From our research, we found that how the flavor is perceived is a result of the qualities of the flavor itself and the way it is presented. Presentation and marketing of the flavor is the core driver of responsibility. But evaluation of responsibility must also include its potential to primarily and overtly appeal or be associated with those under the legal drinking age. Chart A depicts how presentation of different types of flavors – from a single-ingredient/naturally occurring flavor to a fabricated/branded flavor – can be presented irresponsibly or responsibly.
As we consider the appropriateness of a particular flavor, this information will inform Brown-Forman’s rubric for evaluation. We intend to evaluate presentation, appeal and associations in addition to feedback from consumer perceptions and stakeholder opinions when appropriate.
MARKETING AND SELF-REGULATION
As with all of our current brands, marketing and promoting flavored spirits is an activity that falls under well-established codes for responsible marketing worldwide. We are members of the Distilled Spirits Council of the United States (DISCUS) and as such abide by the voluntary Code of Responsible Practices for Beverage Alcohol Advertising and Marketing. In addition, industry organizations outside the U.S., such as the Portman Group in the U.K., the European Forum for Responsible Drinking, and the Distilled Spirits Council of Australia (DSICA) abide by similar codes of responsible marketing.

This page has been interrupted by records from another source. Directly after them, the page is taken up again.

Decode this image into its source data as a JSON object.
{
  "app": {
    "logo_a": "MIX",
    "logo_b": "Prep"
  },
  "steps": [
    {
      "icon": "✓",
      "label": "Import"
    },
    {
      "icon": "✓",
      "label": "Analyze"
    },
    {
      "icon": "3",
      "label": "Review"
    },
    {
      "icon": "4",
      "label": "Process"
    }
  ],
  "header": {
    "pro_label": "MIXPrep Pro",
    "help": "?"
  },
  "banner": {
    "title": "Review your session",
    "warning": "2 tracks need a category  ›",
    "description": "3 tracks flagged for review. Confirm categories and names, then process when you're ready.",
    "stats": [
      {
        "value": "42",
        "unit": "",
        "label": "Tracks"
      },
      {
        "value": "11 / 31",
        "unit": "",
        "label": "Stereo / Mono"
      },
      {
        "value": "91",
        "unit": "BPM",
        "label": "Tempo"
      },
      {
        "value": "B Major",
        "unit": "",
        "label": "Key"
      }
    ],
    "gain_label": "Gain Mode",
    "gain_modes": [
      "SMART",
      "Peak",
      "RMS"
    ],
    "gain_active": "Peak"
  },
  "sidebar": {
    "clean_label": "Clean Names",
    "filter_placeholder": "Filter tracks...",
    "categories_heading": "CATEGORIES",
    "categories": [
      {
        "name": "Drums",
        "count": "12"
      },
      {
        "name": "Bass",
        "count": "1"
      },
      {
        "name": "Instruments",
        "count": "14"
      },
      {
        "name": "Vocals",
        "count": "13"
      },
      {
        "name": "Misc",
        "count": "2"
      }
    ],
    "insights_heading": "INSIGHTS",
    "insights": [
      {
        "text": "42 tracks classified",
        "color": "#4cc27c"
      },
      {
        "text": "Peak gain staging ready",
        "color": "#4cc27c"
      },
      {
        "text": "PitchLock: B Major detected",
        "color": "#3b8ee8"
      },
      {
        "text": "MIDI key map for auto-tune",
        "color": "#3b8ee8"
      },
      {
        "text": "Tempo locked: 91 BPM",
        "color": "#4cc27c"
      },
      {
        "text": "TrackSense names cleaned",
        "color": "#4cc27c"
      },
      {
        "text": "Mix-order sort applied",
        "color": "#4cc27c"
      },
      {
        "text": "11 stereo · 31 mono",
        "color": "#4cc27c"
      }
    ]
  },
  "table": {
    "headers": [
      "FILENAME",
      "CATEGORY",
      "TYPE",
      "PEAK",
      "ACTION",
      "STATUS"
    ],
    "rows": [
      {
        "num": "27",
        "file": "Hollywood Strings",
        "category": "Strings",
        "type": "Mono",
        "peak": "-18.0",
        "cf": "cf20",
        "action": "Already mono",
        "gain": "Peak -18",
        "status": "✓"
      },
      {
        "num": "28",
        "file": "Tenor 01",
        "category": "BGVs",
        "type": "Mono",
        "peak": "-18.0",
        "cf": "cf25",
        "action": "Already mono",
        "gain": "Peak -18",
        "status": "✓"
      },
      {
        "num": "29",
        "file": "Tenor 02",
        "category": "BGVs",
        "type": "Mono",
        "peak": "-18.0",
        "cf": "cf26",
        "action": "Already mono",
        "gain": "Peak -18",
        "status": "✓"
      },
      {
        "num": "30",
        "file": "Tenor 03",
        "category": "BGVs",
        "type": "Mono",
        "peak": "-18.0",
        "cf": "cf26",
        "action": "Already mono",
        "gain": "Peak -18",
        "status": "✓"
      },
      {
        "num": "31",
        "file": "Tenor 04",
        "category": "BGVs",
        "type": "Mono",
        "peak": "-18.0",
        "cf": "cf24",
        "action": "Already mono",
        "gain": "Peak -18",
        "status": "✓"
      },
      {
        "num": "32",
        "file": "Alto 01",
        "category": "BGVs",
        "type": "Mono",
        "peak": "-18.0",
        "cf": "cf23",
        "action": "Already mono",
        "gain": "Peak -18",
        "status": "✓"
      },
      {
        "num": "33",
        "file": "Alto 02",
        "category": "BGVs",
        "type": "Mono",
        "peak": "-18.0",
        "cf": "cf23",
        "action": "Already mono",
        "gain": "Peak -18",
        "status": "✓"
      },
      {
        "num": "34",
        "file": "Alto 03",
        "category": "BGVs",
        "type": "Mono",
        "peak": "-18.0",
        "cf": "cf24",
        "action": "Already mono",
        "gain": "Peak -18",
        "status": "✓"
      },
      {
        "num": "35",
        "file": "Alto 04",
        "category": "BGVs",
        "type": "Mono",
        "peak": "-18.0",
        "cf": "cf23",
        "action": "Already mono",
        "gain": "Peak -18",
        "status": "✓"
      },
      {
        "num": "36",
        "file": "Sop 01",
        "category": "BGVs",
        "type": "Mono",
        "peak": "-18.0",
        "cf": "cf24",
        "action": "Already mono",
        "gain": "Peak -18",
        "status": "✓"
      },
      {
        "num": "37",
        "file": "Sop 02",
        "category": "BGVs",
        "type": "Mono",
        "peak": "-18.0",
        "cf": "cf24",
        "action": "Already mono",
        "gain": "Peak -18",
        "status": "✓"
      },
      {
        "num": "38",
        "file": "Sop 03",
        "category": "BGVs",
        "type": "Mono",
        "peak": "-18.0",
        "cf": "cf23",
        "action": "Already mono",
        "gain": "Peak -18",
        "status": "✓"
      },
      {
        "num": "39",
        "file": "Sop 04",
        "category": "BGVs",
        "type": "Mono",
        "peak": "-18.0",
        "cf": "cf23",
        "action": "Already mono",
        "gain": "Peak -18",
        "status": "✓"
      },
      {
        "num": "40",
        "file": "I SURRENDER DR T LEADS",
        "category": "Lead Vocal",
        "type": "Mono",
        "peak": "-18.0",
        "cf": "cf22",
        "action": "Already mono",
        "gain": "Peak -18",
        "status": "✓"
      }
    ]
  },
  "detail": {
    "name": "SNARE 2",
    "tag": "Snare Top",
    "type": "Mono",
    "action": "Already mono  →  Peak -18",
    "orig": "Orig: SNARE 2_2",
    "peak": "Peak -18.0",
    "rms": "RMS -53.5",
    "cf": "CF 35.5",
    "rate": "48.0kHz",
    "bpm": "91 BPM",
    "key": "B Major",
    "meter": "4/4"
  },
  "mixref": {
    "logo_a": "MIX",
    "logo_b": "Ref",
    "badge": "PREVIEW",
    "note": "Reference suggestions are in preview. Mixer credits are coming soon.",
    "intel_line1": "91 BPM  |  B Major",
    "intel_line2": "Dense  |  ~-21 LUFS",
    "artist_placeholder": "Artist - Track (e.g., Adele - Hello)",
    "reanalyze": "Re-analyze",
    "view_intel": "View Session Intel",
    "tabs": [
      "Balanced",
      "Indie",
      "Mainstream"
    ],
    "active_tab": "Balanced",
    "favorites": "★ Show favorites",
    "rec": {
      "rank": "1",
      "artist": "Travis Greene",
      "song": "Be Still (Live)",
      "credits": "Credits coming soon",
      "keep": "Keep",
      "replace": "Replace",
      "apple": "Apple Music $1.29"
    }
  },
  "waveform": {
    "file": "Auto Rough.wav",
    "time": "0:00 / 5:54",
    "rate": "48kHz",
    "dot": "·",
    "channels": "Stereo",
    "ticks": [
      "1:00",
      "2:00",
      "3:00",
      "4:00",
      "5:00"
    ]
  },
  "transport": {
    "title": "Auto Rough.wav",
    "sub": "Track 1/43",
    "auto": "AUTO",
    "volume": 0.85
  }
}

Brown-Forman also maintains its own code of responsible marketing guidelines. It is applicable in every country in which we do business, regardless of whether that country has voluntary industry or government advertising regulations. The Brown-Forman code also goes above and beyond the industry codes in key ways, including our commitment to media placements.
Our approach is based on the content and placement of our marketing and promotional activities. Our guidelines confirm that:
- Brown-Forman only markets to consumers of legal drinking age and commits to ensure that underage drinkers are not and will not be targeted by our marketing and promotional activities.
- Our content will appeal primarily to adults and placements will meet our demographic standards.
- Advertising and marketing materials will not utilize or depict children, and will not employ sports figures, cartoon characters, or other symbols that appeal primarily to people under the legal purchase age.
- In the U.S., in accordance with the DISCUS Code, advertising and marketing materials will only be used in communications where at least 71.6% of the audience is reasonably expected to be above the legal purchasing age.
- Outside the U.S., the minimum demographic used for our advertising communications will be at least 70% LDA unless a higher standard is required by law or industry code.